It’s easy as a Bremainer to laugh at people who believed that, but they did and they have been seriously let down. They won’t fall for Farage a second time.

The EU, China, India and America will push us to start the negotiation process as quickly as possible because the global economy abhors uncertainty.  I would imagine we can resist until the new Prime Minister is announced in October, but after that the screws will turn.

Until our future is known we cannot start the process of rebuilding our relationships with everyone else. Until our future is known – there will be a great deal of uncertainty.

That is why I hope we get lucky and that the EU may offer us an Economic Area Agreement.

There are other options, but they all but guarantee our free fall in to that economic abyss I mentioned earlier, so I’m not going to address them here.

Yes…an economic area agreement feels head-bangingly stupid but it is categorically in the national interest.

If we are even offered a sniff at the Norway model I strongly suggest we all suppress the urge to grab the nearest leave voter and shake them like a rattle whilst screaming WHYYYYYYYY and instead, pat them on the back and say: “okay, let’s do this thing”.

Ella Mason is an ex-Conservative party staffer, a Conservatives IN campaigner and a director at a public affairs agency

Tags: , , , , , , ,

7 Responses to “The Norway model is Britain’s only hope”

  1. paul barker says:

    Johnson, Farage & Gove certainly dont seem to be in any hurry do they ? They probably have no idea what to do next.
    I profoundly disagree that we have to accept Brexit, The 1975 Referendum was supposed to be a one-off, permanent. If its OK to have 2 Referenda then we can have a third as well. Many Leavers didnt beleive it would actually happen & are now getting cold feet, another vote would give them the chance to think again.

  2. Mr Akira Origami says:

    The Remainers still don’t get it …..the EU project has failed.

  3. Tafia says:

    I profoundly disagree that we have to accept Brexit

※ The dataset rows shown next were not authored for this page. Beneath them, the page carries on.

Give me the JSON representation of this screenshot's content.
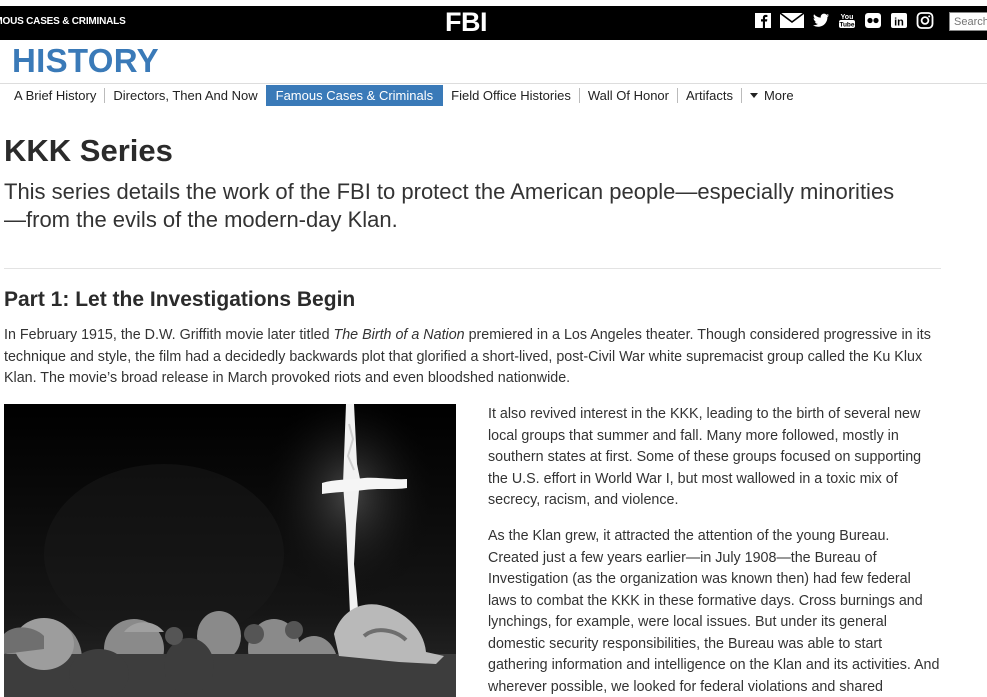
{
  "topbar": {
    "breadcrumb": "FAMOUS CASES & CRIMINALS",
    "logo": "FBI",
    "social_icons": [
      "facebook-icon",
      "email-icon",
      "twitter-icon",
      "youtube-icon",
      "flickr-icon",
      "linkedin-icon",
      "instagram-icon"
    ],
    "youtube_text": "You Tube",
    "linkedin_text": "in",
    "search_placeholder": "Search"
  },
  "section_title": "HISTORY",
  "nav": {
    "items": [
      {
        "label": "A Brief History"
      },
      {
        "label": "Directors, Then And Now"
      },
      {
        "label": "Famous Cases & Criminals",
        "active": true
      },
      {
        "label": "Field Office Histories"
      },
      {
        "label": "Wall Of Honor"
      },
      {
        "label": "Artifacts"
      }
    ],
    "more_label": "More"
  },
  "article": {
    "title": "KKK Series",
    "subtitle": "This series details the work of the FBI to protect the American people—especially minorities—from the evils of the modern-day Klan.",
    "part_title": "Part 1: Let the Investigations Begin",
    "para1_before": "In February 1915, the D.W. Griffith movie later titled ",
    "para1_italic": "The Birth of a Nation",
    "para1_after": " premiered in a Los Angeles theater. Though considered progressive in its technique and style, the film had a decidedly backwards plot that glorified a short-lived, post-Civil War white supremacist group called the Ku Klux Klan. The movie’s broad release in March provoked riots and even bloodshed nationwide.",
    "para2": "It also revived interest in the KKK, leading to the birth of several new local groups that summer and fall. Many more followed, mostly in southern states at first. Some of these groups focused on supporting the U.S. effort in World War I, but most wallowed in a toxic mix of secrecy, racism, and violence.",
    "para3": "As the Klan grew, it attracted the attention of the young Bureau. Created just a few years earlier—in July 1908—the Bureau of Investigation (as the organization was known then) had few federal laws to combat the KKK in these formative days. Cross burnings and lynchings, for example, were local issues. But under its general domestic security responsibilities, the Bureau was able to start gathering information and intelligence on the Klan and its activities. And wherever possible, we looked for federal violations and shared"
  },
  "colors": {
    "accent": "#3a7ab8",
    "topbar": "#000000",
    "text": "#333333"
  }
}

    Any party that refuses to accept the result will be destroyed at the polls. Apart from which all parties accepted that the result of this would be binding. The electorate have spoken and that’s that. It’s up to the politicians ow to make t work – if they can’t or won’t then they serve no purpose.

    If its OK to have 2 Referenda then we can have a third as well

    OK. we’ll have it in 40 years time.

  4. Hi Ella,

    If we’re faced with a General Election in the autumn, with the options of Boris Johnson and Jeremy Corbyn as Prtime Minister, would you like a viable third option?

    Would you be willing to help create a viable third option?


  5. Bob says:

    Paul Barker:

    ‘If its OK to have 2 Referenda then we can have a third as well. Many Leavers didnt beleive it would actually happen & are now getting cold feet, another vote would give them the chance to think again.’

    So you don’t like the result and want to have anonther vote. Would you have the same view if Remain had won and the Leave voters were calling for another vote. Your comment would be you’ve had a vote and lost therefore tough.

    Hypocritical kant.

  6. Roger Hird says:

    Gee! We voted “in” in 1975 and that should be sufficient?

    Does Paul Barker really believe this – that a vote 41 years ago on joining a community 6 plus two other joiners – all of us then with pretty comparable economies and national objectives – binds us to remain in a community of 28 nations with disparate economies, much more intrusive into our government and everyday life than were the EEC, the ECSC and the EAEC and with fewer and fewer areas in which members can eccercise a national veto?

    come off it.

  7. Peter Dubois Johnson says:

    As a staunch Eurosceptic and Labour member all my life, I do believe what you are saying to be the truth.
    I have always believed in that the EEA would gives us much flexibility that people would be okay with. As long as it’s not sold as EU-lite and a path back toward the mothership.

    Open(ed?) borders and closed coffers is pretty much the way forward.

Leave a Reply